Perkins Peak fall colours.

Having missed 5 weeks out of my Chilcotin life I was desperate to get into the alpine. The only time I got a trip above the tree line this year was late June, the very first day of the mega heat wave, when I managed to get up Perkins Peak to see the spring flowers. I had so much catch-up work to do after being away so long, but when we were promised a fine day amid cool, cloudy, sometimes rainy weather, I could not resist going up Perkins Peak in early September, hoping to see the fall colours.

In the morning, the cloud persisted but gaps provided dramatic lighting effects.

Higher up, the areas burned in 2017 had been clearcut, and there were hundreds and hundreds of hectares of fireweed seed stalks that gave a pink cast to the land. It must have looked spectacular when in flower.

In the unburned forest, the fireweed stalks were still red.

Above the treelike, the old gold-mining road forks. In spring I could not go to the base of Perkins Peak due to a huge snow drift. Now I could drive up to the lake.

But I’ve always found the other route prettier, and the fall colours were just what I’d hoped to see.

I stopped the ATV for lunch – and could hear a helicopter. They were still occasionally checking out the fire at home, but this one was far away from burned areas. I couldn’t see it at first, but it was obviously hanging around.

It appeared to be slinging building supplies.

I found out later that it was probably part of a core drilling program, which has been going on and off for 30 years.
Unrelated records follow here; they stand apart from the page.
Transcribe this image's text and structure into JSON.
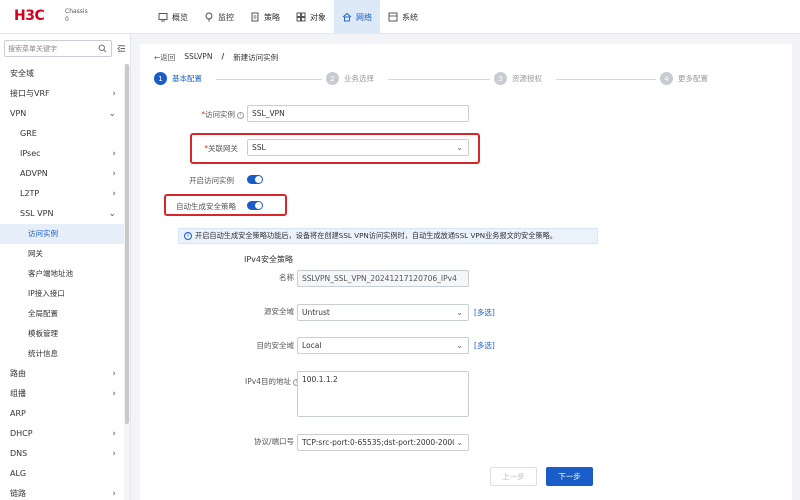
{
  "brand": {
    "logo_text": "H3C",
    "device_line1": "Chassis",
    "device_line2": "0"
  },
  "topnav": [
    {
      "label": "概览",
      "icon": "overview-icon",
      "active": false
    },
    {
      "label": "监控",
      "icon": "monitor-icon",
      "active": false
    },
    {
      "label": "策略",
      "icon": "policy-icon",
      "active": false
    },
    {
      "label": "对象",
      "icon": "object-icon",
      "active": false
    },
    {
      "label": "网络",
      "icon": "network-icon",
      "active": true
    },
    {
      "label": "系统",
      "icon": "system-icon",
      "active": false
    }
  ],
  "sidebar": {
    "search_placeholder": "搜索菜单关键字",
    "items": [
      {
        "label": "安全域",
        "level": 1,
        "chevron": ""
      },
      {
        "label": "接口与VRF",
        "level": 1,
        "chevron": "›"
      },
      {
        "label": "VPN",
        "level": 1,
        "chevron": "⌄"
      },
      {
        "label": "GRE",
        "level": 2,
        "chevron": ""
      },
      {
        "label": "IPsec",
        "level": 2,
        "chevron": "›"
      },
      {
        "label": "ADVPN",
        "level": 2,
        "chevron": "›"
      },
      {
        "label": "L2TP",
        "level": 2,
        "chevron": "›"
      },
      {
        "label": "SSL VPN",
        "level": 2,
        "chevron": "⌄"
      },
      {
        "label": "访问实例",
        "level": 3,
        "chevron": "",
        "active": true
      },
      {
        "label": "网关",
        "level": 3,
        "chevron": ""
      },
      {
        "label": "客户端地址池",
        "level": 3,
        "chevron": ""
      },
      {
        "label": "IP接入接口",
        "level": 3,
        "chevron": ""
      },
      {
        "label": "全局配置",
        "level": 3,
        "chevron": ""
      },
      {
        "label": "模板管理",
        "level": 3,
        "chevron": ""
      },
      {
        "label": "统计信息",
        "level": 3,
        "chevron": ""
      },
      {
        "label": "路由",
        "level": 1,
        "chevron": "›"
      },
      {
        "label": "组播",
        "level": 1,
        "chevron": "›"
      },
      {
        "label": "ARP",
        "level": 1,
        "chevron": ""
      },
      {
        "label": "DHCP",
        "level": 1,
        "chevron": "›"
      },
      {
        "label": "DNS",
        "level": 1,
        "chevron": "›"
      },
      {
        "label": "ALG",
        "level": 1,
        "chevron": ""
      },
      {
        "label": "链路",
        "level": 1,
        "chevron": "›"
      }
    ]
  },
  "breadcrumb": {
    "back": "←返回",
    "parent": "SSLVPN",
    "separator": "/",
    "current": "新建访问实例"
  },
  "steps": [
    {
      "num": "1",
      "label": "基本配置",
      "active": true
    },
    {
      "num": "2",
      "label": "业务选择",
      "active": false
    },
    {
      "num": "3",
      "label": "资源授权",
      "active": false
    },
    {
      "num": "4",
      "label": "更多配置",
      "active": false
    }
  ],
  "form": {
    "instance_label": "访问实例",
    "instance_value": "SSL_VPN",
    "gateway_label": "关联网关",
    "gateway_value": "SSL",
    "enable_instance_label": "开启访问实例",
    "auto_policy_label": "自动生成安全策略",
    "info_text": "开启自动生成安全策略功能后，设备将在创建SSL VPN访问实例时，自动生成放通SSL VPN业务报文的安全策略。",
    "ipv4_section_title": "IPv4安全策略",
    "name_label": "名称",
    "name_value": "SSLVPN_SSL_VPN_20241217120706_IPv4",
    "src_zone_label": "源安全域",
    "src_zone_value": "Untrust",
    "dst_zone_label": "目的安全域",
    "dst_zone_value": "Local",
    "multi_select": "[多选]",
    "ipv4_dst_label": "IPv4目的地址",
    "ipv4_dst_value": "100.1.1.2",
    "proto_label": "协议/端口号",
    "proto_value": "TCP:src-port:0-65535;dst-port:2000-2000"
  },
  "buttons": {
    "prev": "上一步",
    "next": "下一步"
  },
  "colors": {
    "accent": "#1a5cc8",
    "brand": "#d6001c",
    "highlight": "#d9262b"
  }
}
There were, after all, gold mines in the area, where the minerals were extracted by comparatively primitive means; it is not surprising that people are looking.
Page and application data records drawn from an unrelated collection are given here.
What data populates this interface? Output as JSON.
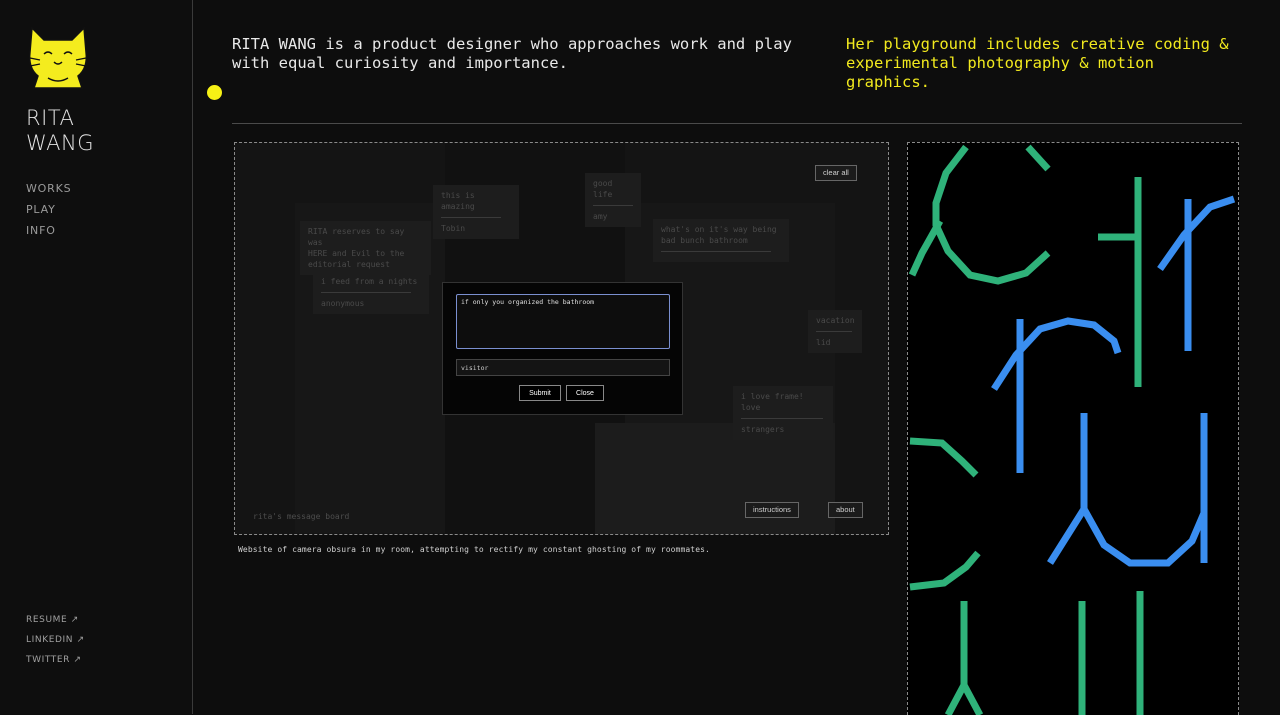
{
  "brand": {
    "line1": "RITA",
    "line2": "WANG"
  },
  "nav": [
    {
      "label": "WORKS"
    },
    {
      "label": "PLAY"
    },
    {
      "label": "INFO"
    }
  ],
  "external": [
    {
      "label": "RESUME ↗"
    },
    {
      "label": "LINKEDIN ↗"
    },
    {
      "label": "TWITTER ↗"
    }
  ],
  "intro": {
    "main": "RITA WANG is a product designer who approaches work and play with equal curiosity and importance.",
    "side": "Her playground includes creative coding & experimental photography & motion graphics."
  },
  "project": {
    "clear_all": "clear all",
    "instructions": "instructions",
    "about": "about",
    "board_label": "rita's message board",
    "notes": [
      {
        "lines": [
          "RITA reserves to say was",
          "HERE and Evil to the",
          "editorial request"
        ]
      },
      {
        "lines": [
          "this is amazing",
          "Tobin"
        ]
      },
      {
        "lines": [
          "good life",
          "amy"
        ]
      },
      {
        "lines": [
          "what's on it's way being",
          "bad bunch bathroom"
        ]
      },
      {
        "lines": [
          "i feed from a nights",
          "anonymous"
        ]
      },
      {
        "lines": [
          "vacation",
          "lid"
        ]
      },
      {
        "lines": [
          "i love frame! love",
          "strangers"
        ]
      }
    ],
    "modal": {
      "message": "if only you organized the bathroom",
      "name": "visitor",
      "submit": "Submit",
      "close": "Close"
    },
    "caption": "Website of camera obsura in my room, attempting to rectify my constant ghosting of my roommates."
  },
  "colors": {
    "accent_yellow": "#f6f115",
    "art_green": "#2fb27a",
    "art_blue": "#3a8ef0"
  }
}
I continued to the old mine.

Truck tracks were persistent on the road, and when I reached the Martian landscape near the mine, it was obvious that a new road had been created. This must have been where some of the core sampling supplies had been stashed although by the time I got there, no one was around and they were slinging from other areas.

Just behind me as I took this photo was a green pond.

A wetland above it looked very promising for spring flower exploration, but now I just enjoyed the green-ness.

And so homeward, after a gorgeous, stolen day.

The weather was starting to close in again, and once more I was treated so magnificent cloudscapes on the way down.

2 thoughts on “Perkins Peak fall colours.”

  1. Really enjoyed your beautiful photos of the fall vistas and landscapes. Wish I could’ve been there in person! Is the “greeness” of the pond from mine tailings? Your “photo essay” was a wonderful reprieve from all the other “stuff” going on in our world today. Thanks.

  2. So nice to read and see your photo about Perkins Peak Larry used to love going up there when we lived in Anahim Lake. I lost a small camera on the ridge years ago. Sure enjoy your blogs
    Marcie Marinas

Leave a Reply

Your email address will not be published. Required fields are marked *

CommentLuv badge